2023 Author: Bryan Walter | [email protected]. Last modified: 2023-05-21 22:24
Next Monday marks 60 years since the first manned flight into space, and we already have a festive soundtrack. Yandex. Music has recorded a whole album of compositions based on astrophysical data. The fluctuations in the brightness of stars, the spectra of pulsars, the dynamics of solar activity became the source of inspiration and the basis on which these tracks were created. We tell about some of them, read (and listen).
Northern part of the supernova remnant in Sails
We at N + 1 have always been interested in sounds: the voices of whales and dolphins, the whistling of the Martian wind, the noises of submarines or the rattle of icebergs (for this we have a special topic: “Sound” and the “Sounds of Science” podcast series). In most cases, these sounds are inaccessible to the human ear as they are; their frequency has to be increased or decreased in order for them to “fall” into the audible range. And sometimes scientists turn into sound processes that have nothing to do with acoustic vibrations: for example, the data stream from the Large Hadron Collider or pulsar radio signals.

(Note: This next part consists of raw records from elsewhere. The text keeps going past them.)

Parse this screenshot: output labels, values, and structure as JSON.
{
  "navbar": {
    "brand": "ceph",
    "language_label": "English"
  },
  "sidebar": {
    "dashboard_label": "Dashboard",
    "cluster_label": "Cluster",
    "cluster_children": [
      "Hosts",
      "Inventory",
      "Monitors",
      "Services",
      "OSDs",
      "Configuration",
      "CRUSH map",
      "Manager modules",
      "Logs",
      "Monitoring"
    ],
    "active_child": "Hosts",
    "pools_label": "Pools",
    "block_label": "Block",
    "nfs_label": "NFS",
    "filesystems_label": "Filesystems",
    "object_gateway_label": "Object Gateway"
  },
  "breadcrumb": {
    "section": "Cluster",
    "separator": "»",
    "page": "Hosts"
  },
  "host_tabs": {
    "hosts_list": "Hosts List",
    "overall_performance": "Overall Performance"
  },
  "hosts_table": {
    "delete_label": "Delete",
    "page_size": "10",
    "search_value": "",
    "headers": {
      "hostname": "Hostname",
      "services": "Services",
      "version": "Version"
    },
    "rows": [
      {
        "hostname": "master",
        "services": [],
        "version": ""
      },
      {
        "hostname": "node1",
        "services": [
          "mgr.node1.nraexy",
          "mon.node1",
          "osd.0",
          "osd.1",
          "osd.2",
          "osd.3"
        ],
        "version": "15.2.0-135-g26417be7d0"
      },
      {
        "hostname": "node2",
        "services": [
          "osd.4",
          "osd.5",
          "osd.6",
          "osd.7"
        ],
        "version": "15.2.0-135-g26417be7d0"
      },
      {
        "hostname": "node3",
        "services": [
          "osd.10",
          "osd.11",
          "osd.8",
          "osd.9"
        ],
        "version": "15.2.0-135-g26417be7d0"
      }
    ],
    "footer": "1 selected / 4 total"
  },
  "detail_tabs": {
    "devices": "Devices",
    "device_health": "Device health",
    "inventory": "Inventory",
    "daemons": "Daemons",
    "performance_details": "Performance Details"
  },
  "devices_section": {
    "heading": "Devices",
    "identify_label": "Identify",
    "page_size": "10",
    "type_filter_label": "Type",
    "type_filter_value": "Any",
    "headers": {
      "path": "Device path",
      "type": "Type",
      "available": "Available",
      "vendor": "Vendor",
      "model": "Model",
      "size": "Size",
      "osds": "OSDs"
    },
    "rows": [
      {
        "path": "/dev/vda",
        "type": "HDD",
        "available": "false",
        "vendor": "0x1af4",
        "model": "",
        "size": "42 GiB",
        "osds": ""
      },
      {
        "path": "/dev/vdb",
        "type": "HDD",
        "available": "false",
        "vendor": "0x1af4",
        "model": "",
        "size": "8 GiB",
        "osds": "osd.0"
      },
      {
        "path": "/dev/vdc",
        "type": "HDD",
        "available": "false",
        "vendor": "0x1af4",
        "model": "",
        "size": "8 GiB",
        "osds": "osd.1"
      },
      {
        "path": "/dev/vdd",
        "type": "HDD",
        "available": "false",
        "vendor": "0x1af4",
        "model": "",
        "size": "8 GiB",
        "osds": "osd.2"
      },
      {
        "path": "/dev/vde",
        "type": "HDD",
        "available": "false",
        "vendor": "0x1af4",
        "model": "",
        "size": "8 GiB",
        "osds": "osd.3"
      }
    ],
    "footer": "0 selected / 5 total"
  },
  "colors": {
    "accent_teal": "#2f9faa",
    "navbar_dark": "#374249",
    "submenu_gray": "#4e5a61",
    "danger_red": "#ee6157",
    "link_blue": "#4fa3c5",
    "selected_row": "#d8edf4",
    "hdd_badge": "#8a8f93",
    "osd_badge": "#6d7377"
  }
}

Such sonifications can be useful for data analysis, and it is also just interesting to see not just rows of numbers that reflect, for example, fluctuations in the speed of the solar wind, but to hear it “sounding” in headphones. But some go further, not only limiting themselves to the data set converted into sound, but turning it into music - they harmonize the original set, add melodies to make it more familiar to our ears.
Yandex. Music did just that: data on fluctuations in the brightness of stars, pulsar flares or the number of sunspots were converted into a set of notes, and then, using this raw track as a source of inspiration, they built a composition on it. Let's listen to some of them together.
The stellar journey, as expected, begins with the Sun. As explained to N + 1 music producer Timur Khaziev, a set of data on solar activity, more precisely on the number of spots, was taken as the basis for the "solar" track. “From the data on the average annual number of spots since 1961, the central melody of the climax was made, the same data controls the parameter of the synthesizer and creates the sound movement,” he explains.
The solar cycle: fluctuations in sunspot numbers since 1961
Solar cycle data taken from NOAA Space Weather Forecast Center. Listen to what happened in the end:
The next station on this voyage is the star Alpha Orion, the red supergiant Betelgeuse, located about 220 parsecs from Earth. It is one of the brightest stars in the northern sky, and it is at the very end of its path in life. Having exhausted the supply of thermonuclear fuel, the star should explode like a supernova. At the end of 2019, Betelgeuse riveted the attention of astronomers, because its brightness began to drop dramatically and reached a historical minimum, which made many wonder whether this is a sign of an imminent explosion, and whether a supernova explosion at such a close distance will harm us.
Fluctuations in the brightness of Betelgeuse over the past half century. At the end of 2019, brightness dropped to record lows
However, a couple of months later, Betelgeuse began to gain brightness again, and a little later astronomers came to the conclusion that the decrease in brightness was associated with the emission of dust, and the star itself, according to updated data, turned out to be somewhat smaller and closer in its parameters to the Sun - which means that it will not explode as soon as previously thought.
For the track in honor of Betelgeuse, Timur Khaziev took the same set of data on brightness fluctuations, albeit for a different period - when the star's brightness began to grow:
And this is what he did:
The next stop is the radio pulsar B0834 + 06, located about 2 thousand light years away. Pulsars are rapidly rotating neutron stars, the magnetic poles of which are sources of radio emission, the pulsar rotates, and if the Earth is in the path of its radio beam, radio telescopes "hear" the signal. Since the orbital period of a pulsar can be seconds (or even milliseconds), the pulsar signal, converted into sound, is like a machine-gun burst. This is how, for example, the pulsar B0835-45 sounds, located 800 light years away in the center of the nebula left after a supernova explosion in the southern constellation Sails: link to mp3-file.
Pulsar B0834 + 06 was studied using the Russian space radio telescope "Radioastron" (ASTs FIAN) and found anomalous scattering of its signal, as if there was some kind of screen in the path of radio waves propagating from it, changing the signal characteristics. Vyacheslav Avdeev, one of the project participants, a lecturer at the Moscow Planetarium and presenter of the Shklovskogo Street YouTube channel, suggested using not a machine-gun burst of pulsar signals, but a chronological series of spectrograms, which reveals the presence of this screen. In graphic format, it looks like this:
Spectrogram of the signal of the pulsar B0834 + 06
And this is how the track that Timur Khaziev created on the basis of this data set sounds:
You can continue your musical journey through the Universe and listen to compositions inspired by the famous black hole in the galaxy M87 (a year ago, scientists using the global telescope of the event horizon were able to see its shadow), other galaxies and stars.